# WHAT YOU ARE ASKED TO DO
Collect every line in the records below that contains the word "this".

Interface dataset entries
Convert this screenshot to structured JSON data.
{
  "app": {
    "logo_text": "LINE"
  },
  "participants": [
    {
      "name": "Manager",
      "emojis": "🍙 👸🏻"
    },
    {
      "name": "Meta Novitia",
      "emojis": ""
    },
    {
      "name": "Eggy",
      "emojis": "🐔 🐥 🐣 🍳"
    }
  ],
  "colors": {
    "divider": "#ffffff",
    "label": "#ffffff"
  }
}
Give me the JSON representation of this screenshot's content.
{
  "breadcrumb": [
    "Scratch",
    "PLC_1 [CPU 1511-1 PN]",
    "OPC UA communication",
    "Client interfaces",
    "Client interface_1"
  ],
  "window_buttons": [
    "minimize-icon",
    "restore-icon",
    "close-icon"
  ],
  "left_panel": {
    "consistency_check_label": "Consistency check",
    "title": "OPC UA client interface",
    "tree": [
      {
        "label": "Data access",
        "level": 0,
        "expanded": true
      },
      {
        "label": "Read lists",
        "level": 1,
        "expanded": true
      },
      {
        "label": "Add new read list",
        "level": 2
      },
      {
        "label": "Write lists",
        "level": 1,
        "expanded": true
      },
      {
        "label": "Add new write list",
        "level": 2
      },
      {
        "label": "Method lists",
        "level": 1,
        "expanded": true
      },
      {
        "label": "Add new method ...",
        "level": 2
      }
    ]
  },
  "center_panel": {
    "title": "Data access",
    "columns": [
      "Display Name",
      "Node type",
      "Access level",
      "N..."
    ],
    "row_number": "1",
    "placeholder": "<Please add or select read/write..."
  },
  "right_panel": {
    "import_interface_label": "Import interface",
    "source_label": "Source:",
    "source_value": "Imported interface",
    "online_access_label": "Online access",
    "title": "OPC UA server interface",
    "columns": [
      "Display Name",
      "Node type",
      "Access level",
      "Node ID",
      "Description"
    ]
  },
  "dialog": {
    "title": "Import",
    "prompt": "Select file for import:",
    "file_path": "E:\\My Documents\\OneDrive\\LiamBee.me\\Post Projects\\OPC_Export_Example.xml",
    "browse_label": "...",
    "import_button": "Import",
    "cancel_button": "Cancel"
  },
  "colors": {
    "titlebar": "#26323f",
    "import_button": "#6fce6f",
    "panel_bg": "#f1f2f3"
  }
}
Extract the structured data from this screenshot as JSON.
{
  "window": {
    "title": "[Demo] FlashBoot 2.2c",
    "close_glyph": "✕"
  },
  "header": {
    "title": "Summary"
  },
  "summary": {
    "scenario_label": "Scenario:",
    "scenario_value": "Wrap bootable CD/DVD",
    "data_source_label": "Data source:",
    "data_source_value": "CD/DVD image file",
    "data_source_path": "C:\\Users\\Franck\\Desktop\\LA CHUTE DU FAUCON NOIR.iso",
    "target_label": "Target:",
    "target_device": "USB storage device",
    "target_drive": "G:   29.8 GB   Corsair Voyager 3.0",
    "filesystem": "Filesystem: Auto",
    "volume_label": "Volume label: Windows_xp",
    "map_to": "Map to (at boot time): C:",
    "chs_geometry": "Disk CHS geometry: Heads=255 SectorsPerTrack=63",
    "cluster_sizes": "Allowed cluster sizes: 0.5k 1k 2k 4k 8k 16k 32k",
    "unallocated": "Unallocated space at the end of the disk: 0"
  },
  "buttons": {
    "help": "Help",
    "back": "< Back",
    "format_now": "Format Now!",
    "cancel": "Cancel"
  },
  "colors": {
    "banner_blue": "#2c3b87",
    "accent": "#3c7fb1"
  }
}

# EXERCISE RESULT
Convert this screenshot to structured JSON data.
Give me the JSON representation of this screenshot's content.
Extract the structured data from this screenshot as JSON.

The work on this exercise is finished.